CJ: What would you like to see happen next?
RS: Im a freelancer at the Times. Ive been there 12 years. [The Times], my colleagues, editors and other reporters have been tremendously supportive. But my main concern is getting back to work. Drop the charges. Give me back my equipment. Even if it’s broken, I’d like the cards to finish the story I was working on. Maybe I can get my press credentials back. Let me go back to work. That’s my focus right now. Maybe I can get my cameras back when I feel better.

+++++++++++++++++++++++++++++

What the Foap?! How to Sell Your iPhone Photos [But is it Worth It?]

The iPhone application Foap says $10. Actually…$5 after they take their cut. Here’s the rundown…
Foap is a micro stock photography app made exclusively for iPhone photography. You upload your photos for review using their app, and then when/if they’re approved they become available for purchase in their market for editorial or commercial use by third party companies. There’s no end to the number of times a single photo can be sold (at the fixed $10 rate), so there’s a lot of potential to earn money  ($5 per sold photo) if your work is popular enough.

 

So what do you think? Sound like a good deal? Personally, I’m torn about whether or not I like this concept. Photographers get an incredibly easy way to put their photos on the market, buyers get super cheap images, and Foap gets to split the profits. So who wins in this scenario? Have any of you used this or other micro stock photography services with any success?

If this sounds intriguing to you, check out the Foap site for more information, or better yet, take the app for a test drive.
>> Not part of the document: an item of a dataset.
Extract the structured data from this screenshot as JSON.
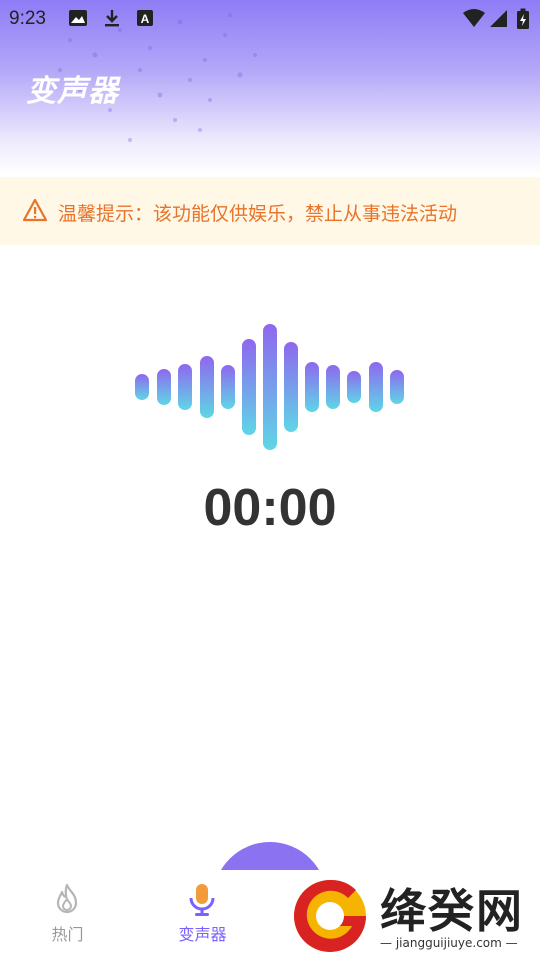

15 of the Best Olympic Photos on the Internet Today

 1 2 3 4 5 6 7 8 9 10 ...13 14 15 Next

Photo: Gregory Bull/ AP

Here, for your weekend viewing pleasure, are 15 of the best swimming, lifting,hammer throwing, volleyball, fencing, shotputting, gymnastics, track & field, diving, horseback riding, and kayaking photos currently on the internet. We’ve culled through hundreds (fun job) and these are our favorites.
Click through the image tabs above to see the stunning photos that demonstrate the exciting thrill of victory and the stunning agony of defeat (Egyptian weightlifter with weight bar on her face!).

Enjoy the Games!

Highslide for Wordpress Plugin